What fewer people know about me is that one of my areas of passion has been studying high-performing IT organizations. This journey started in 2000, when I started keeping a list of people that was called “Gene’s list of people with great kung fu.” These were the people who led IT organizations that talked, acted and worked differently than everyone else. But most importantly, those IT organizations all had phenomenally better better performance than the typical IT organization.
After years of study, we called these organizations the “high performing IT organizations that were simultaneously achieving the highest IT service levels (e.g., MTTR, MTBF, change success rates, etc.), the earliest integration of information security into the software/service development lifecycle, the best posture of compliance (e.g., fewest number of repeat audit findings), and amazingly, the best IT efficiencies (e.g., server/sysadmin ratios).”
We had studied 11 high performing IT organizations, which included a bank, a stock exchange, a wireless billing service, a domain name service provider, and two IT service providers.

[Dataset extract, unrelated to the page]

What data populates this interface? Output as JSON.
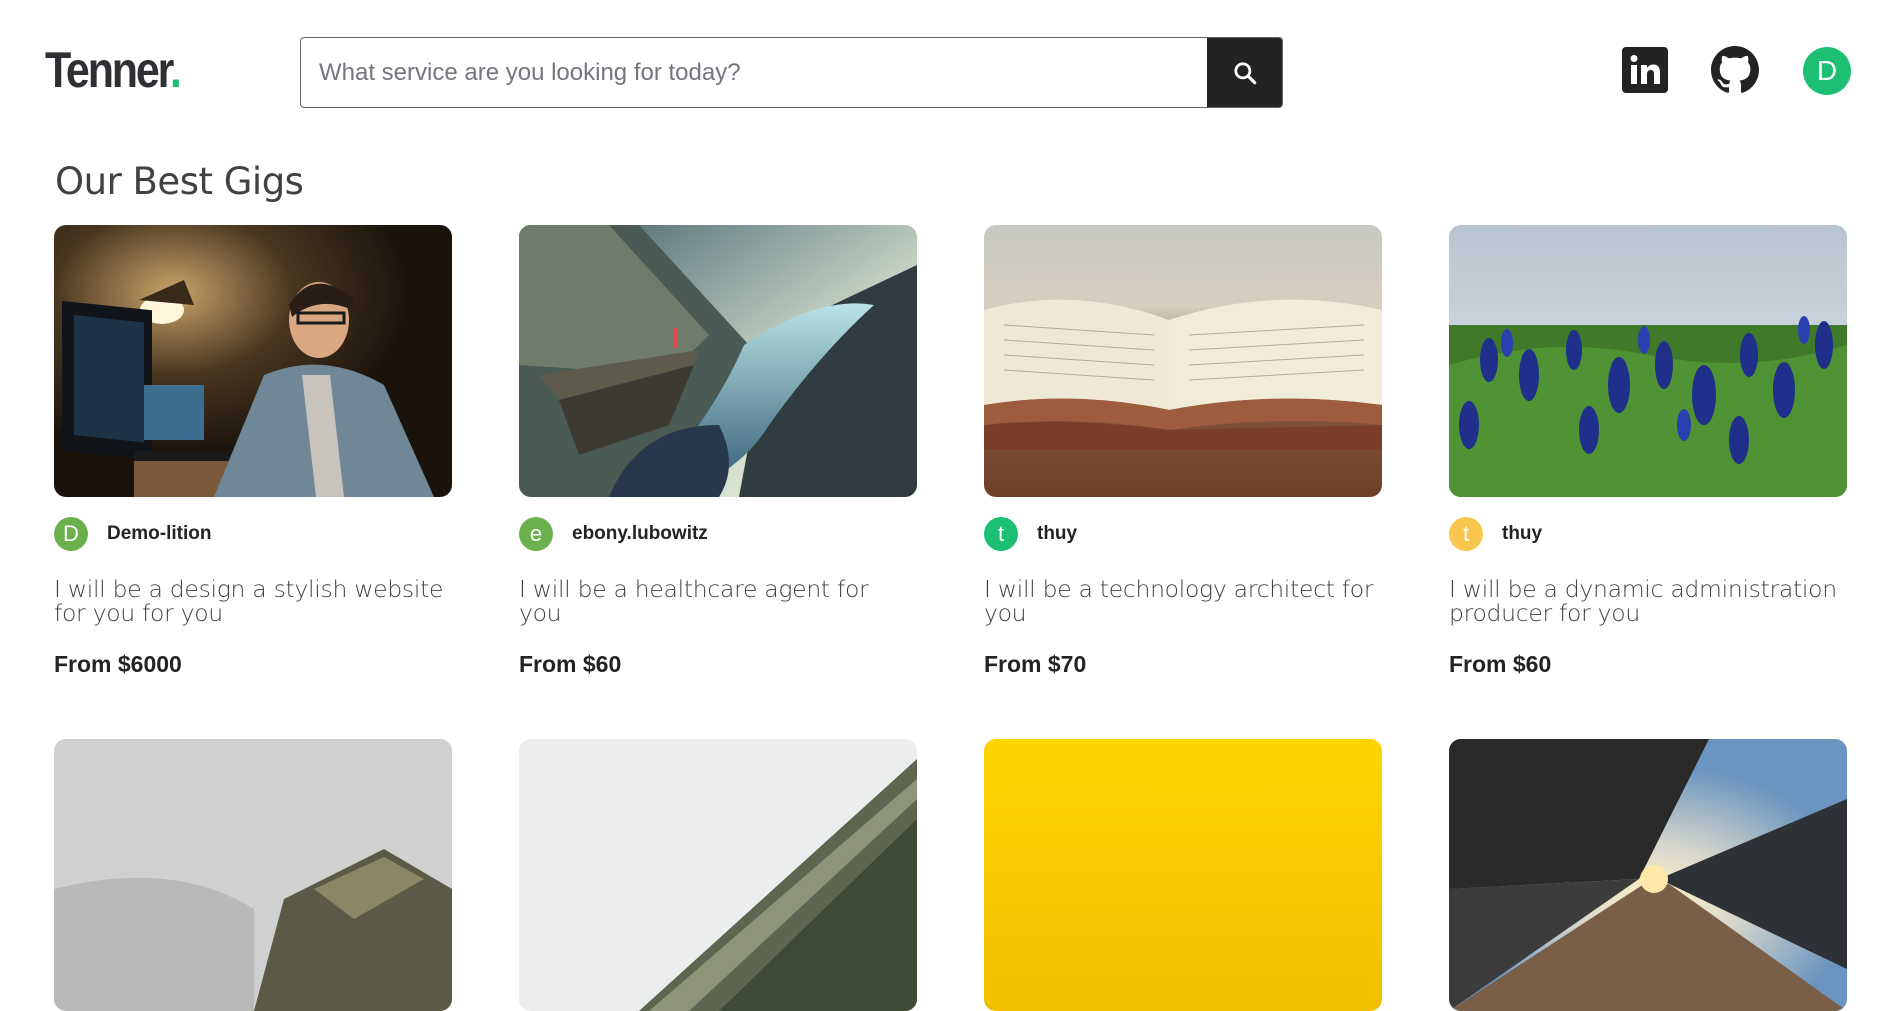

I started working with Kevin Behr to understand how these organizations made their “good to great” IT transformations, and codified this transformation in the Visible Ops and Visible Ops Security books, which have sold over 150K copies. And in the process, we co-founded the IT Process Institute, to develop and disseminate the practices.
We had several goals in mind when we wrote Visible Ops:
- Process frameworks, such as ITIL, are basically an exhaustive list of IT processes, given without order or priority. The problem is, organizations don’t do process frameworks: they do projects.
- Our goal was to describe the four projects required to implement and operatationalize the controls observed in high performing IT organizations.
- The four Visible Ops phases are ordered and sequential. In other words, organizations complete them in the specified order, because each successive projects depends on the controls activated in the previous phase.
- Each of the four Visible Ops phases are designed to active only controls that are “catalytic.” In other words, they generate more calories on an ongoing basis than were required to create them (e.g., if a control required 100 calories to create, then it should deliver more than 100 calories back to the organization on a weekly basis).
- Those controls that don’t have a catalytic property are the ones that get a reputation of “sucking the will to live out of everybody they touch,” such as poorly run change management processes.
Top Things You May Not Know About Visible Ops:
1.When we first studied the high performing IT organizations, we noticed something unusual. The backgrounds of the people leading them typically came from one of three backgrounds. They were either a non-commissioned officer in the military (usually E-5s or E-6s), they were chemical engineers, or they were auditors.
We then started asking, “what values do these three professions have in common?” And the answer became obvious. They valued rigor and discipline.
Non-commissioned officers give live ammunition to 18 year olds. The remarkableness of this became even more extraordinary, which I learned that in restaurant operations, management often doesn’t even like giving knifes to 18 year olds, because the accident rate is so high.
Chemical engineers have long, elaborate and ordered recipes, where an endothermic reaction can become catastrophically exothermic if steps are mis-ordered.
And auditors? Well, they love almost any control.
2.Here’s a graph that we generated in 2000 that made us fall out of our chairs, because it indicated that there really was measurable business value of being a high performing IT organization.
- First, let me describe what this graph shows. On the Y axis is the scale of the IT systems under management, as measured by number of servers. On the X axis is the server to system administrator ratio (i.e., the number of system administrators that are managing those systems).
- What we found was that the high performers had a server/sysadmin ratio 4x higher than the non-high performers. Specifically, they had server/sysadmin ratios of over 100:1, where average organizations had server/sysadmin ratios of 15-25:1.
- The provocative conclusion was that controls were not only required for great service levels, but also yielded efficiency advantages, as well! In other words, controls gave you effectiveness and efficiency.